§ **What the exercise asks**:
Copy each line below that includes "data".
------------------------------------
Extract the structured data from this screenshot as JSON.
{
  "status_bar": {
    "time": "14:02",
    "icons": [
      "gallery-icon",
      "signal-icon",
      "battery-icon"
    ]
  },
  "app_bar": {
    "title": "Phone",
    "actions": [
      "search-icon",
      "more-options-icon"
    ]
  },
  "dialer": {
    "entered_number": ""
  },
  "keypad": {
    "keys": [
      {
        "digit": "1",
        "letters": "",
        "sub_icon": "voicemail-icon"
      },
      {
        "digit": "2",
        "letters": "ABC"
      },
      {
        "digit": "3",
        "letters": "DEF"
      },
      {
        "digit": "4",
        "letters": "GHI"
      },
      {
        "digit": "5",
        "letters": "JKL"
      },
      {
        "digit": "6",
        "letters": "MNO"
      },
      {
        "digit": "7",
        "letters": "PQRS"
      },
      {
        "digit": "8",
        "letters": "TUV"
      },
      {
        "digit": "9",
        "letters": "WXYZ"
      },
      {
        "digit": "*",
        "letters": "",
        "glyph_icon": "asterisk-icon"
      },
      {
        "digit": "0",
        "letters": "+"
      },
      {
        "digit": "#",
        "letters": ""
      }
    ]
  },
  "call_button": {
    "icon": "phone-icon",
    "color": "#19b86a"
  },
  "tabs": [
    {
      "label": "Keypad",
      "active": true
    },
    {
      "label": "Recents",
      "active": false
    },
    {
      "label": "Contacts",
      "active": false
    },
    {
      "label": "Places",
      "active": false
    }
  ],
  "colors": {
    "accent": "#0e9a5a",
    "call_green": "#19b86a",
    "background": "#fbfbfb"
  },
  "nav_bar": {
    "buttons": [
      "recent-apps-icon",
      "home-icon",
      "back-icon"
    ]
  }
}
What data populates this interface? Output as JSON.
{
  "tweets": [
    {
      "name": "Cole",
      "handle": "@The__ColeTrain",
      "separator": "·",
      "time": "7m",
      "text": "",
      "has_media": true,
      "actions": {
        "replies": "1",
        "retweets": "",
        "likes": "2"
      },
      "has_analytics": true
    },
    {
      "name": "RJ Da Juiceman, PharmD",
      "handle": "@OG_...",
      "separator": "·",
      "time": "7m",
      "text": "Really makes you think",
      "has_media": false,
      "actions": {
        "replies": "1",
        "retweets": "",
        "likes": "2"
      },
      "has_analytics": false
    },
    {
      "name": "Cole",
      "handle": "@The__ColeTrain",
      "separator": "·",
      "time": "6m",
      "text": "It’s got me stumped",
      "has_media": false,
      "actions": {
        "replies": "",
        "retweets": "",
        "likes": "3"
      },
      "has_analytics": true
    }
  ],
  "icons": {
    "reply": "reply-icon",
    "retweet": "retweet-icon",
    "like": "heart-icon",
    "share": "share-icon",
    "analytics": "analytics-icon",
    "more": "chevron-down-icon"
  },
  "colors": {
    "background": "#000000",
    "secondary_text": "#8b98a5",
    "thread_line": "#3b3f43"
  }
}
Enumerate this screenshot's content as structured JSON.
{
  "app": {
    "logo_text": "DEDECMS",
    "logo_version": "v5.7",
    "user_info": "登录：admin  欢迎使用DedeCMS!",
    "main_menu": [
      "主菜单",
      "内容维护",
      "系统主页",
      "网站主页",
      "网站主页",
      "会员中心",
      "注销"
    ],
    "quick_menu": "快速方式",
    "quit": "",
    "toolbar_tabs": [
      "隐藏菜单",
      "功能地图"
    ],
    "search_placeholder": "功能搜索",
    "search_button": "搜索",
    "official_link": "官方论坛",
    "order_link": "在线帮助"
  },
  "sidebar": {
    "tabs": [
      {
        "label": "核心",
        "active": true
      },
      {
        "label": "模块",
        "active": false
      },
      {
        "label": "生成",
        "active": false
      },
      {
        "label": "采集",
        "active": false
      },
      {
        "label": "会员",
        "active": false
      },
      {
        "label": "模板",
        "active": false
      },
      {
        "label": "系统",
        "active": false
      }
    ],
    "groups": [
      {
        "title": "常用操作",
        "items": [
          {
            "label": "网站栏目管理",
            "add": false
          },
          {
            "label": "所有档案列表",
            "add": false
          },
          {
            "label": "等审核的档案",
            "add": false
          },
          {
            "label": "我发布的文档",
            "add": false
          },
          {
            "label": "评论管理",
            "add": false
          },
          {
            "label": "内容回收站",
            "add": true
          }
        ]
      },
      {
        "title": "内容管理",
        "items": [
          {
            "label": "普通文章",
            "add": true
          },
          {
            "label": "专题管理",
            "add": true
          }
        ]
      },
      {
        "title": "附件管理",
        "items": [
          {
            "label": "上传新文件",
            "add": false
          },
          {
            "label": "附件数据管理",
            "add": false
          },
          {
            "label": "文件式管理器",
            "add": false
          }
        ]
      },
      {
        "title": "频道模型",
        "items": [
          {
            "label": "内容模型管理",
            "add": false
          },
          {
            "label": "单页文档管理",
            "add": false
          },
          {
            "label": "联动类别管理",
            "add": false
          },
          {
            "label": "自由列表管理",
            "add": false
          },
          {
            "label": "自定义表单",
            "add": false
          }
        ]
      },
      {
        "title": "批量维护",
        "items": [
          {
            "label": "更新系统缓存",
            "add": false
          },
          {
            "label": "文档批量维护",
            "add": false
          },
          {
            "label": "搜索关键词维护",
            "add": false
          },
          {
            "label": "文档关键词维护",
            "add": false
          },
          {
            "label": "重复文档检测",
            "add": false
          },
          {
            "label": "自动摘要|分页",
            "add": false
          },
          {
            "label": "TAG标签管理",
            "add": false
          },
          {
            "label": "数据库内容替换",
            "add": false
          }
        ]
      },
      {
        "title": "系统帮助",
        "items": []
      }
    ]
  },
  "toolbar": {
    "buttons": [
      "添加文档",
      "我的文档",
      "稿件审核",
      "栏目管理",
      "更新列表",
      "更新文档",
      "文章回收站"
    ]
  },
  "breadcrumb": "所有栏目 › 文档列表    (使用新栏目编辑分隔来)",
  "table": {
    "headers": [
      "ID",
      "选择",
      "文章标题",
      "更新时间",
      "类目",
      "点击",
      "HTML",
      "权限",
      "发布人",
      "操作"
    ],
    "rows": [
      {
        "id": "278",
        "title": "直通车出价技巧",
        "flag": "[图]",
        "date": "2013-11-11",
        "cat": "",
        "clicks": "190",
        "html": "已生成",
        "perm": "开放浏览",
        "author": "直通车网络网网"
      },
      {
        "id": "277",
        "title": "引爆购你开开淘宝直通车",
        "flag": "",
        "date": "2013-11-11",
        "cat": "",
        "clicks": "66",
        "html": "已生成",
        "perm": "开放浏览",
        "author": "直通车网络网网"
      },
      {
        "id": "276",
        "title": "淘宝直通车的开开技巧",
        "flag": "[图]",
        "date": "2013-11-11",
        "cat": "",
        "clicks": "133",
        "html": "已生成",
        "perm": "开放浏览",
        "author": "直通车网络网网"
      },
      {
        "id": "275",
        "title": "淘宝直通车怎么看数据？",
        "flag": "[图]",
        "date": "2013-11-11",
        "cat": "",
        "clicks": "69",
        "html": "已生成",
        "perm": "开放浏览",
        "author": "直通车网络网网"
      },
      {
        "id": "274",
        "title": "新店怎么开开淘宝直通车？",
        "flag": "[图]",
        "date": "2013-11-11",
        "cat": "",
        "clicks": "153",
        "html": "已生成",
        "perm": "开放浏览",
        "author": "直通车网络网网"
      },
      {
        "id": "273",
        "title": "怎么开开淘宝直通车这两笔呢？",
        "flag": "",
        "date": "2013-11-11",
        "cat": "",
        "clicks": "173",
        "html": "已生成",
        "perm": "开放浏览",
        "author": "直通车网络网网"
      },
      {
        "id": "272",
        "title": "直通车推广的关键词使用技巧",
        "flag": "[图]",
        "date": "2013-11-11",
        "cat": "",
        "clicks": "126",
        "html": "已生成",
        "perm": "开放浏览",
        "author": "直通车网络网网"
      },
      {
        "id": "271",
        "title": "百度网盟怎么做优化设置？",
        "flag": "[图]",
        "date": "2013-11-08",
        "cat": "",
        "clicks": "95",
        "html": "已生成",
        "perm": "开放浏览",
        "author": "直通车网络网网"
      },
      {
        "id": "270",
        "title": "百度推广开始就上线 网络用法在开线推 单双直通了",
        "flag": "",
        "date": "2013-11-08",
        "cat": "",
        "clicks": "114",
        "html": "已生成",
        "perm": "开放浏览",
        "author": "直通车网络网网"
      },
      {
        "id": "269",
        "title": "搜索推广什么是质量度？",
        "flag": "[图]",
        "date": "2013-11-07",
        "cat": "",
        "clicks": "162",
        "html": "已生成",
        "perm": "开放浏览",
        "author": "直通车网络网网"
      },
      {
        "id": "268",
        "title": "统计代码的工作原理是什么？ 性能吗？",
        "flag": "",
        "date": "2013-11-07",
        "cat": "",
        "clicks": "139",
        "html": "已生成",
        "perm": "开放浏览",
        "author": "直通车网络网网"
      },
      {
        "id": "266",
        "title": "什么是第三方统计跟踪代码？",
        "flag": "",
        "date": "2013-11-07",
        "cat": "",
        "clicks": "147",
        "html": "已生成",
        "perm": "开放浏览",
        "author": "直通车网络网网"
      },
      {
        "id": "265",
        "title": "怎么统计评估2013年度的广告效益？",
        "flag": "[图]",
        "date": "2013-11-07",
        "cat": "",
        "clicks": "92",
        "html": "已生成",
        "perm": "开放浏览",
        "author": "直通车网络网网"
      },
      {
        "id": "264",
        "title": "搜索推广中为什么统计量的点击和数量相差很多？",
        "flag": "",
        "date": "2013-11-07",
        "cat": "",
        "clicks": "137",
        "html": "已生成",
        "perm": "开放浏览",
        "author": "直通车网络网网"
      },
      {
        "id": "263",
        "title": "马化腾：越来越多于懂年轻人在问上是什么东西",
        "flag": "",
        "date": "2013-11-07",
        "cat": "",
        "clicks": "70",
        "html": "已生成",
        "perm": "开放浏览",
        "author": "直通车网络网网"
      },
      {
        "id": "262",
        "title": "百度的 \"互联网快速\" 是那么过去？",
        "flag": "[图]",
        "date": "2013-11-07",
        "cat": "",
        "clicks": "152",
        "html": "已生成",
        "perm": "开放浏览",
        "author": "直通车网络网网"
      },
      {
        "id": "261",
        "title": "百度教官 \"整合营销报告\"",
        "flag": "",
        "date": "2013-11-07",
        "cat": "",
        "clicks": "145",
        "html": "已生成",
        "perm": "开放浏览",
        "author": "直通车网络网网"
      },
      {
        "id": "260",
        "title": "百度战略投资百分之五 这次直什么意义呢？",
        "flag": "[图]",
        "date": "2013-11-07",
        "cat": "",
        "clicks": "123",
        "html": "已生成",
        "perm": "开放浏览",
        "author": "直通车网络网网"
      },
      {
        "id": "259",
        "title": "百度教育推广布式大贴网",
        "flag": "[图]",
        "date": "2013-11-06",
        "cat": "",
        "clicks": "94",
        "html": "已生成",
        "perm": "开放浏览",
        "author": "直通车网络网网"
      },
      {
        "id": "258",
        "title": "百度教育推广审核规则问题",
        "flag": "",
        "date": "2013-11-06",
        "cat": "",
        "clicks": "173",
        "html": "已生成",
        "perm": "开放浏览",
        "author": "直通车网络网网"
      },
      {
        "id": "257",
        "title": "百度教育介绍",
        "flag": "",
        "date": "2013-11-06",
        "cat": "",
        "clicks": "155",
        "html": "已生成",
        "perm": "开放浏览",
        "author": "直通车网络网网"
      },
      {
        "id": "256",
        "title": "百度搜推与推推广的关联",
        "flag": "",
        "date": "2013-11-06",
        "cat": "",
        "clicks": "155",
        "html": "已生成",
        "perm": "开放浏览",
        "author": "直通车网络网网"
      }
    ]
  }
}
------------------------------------
§ **Exercise solution**:
Extract the structured data from this screenshot as JSON.
What data populates this interface? Output as JSON.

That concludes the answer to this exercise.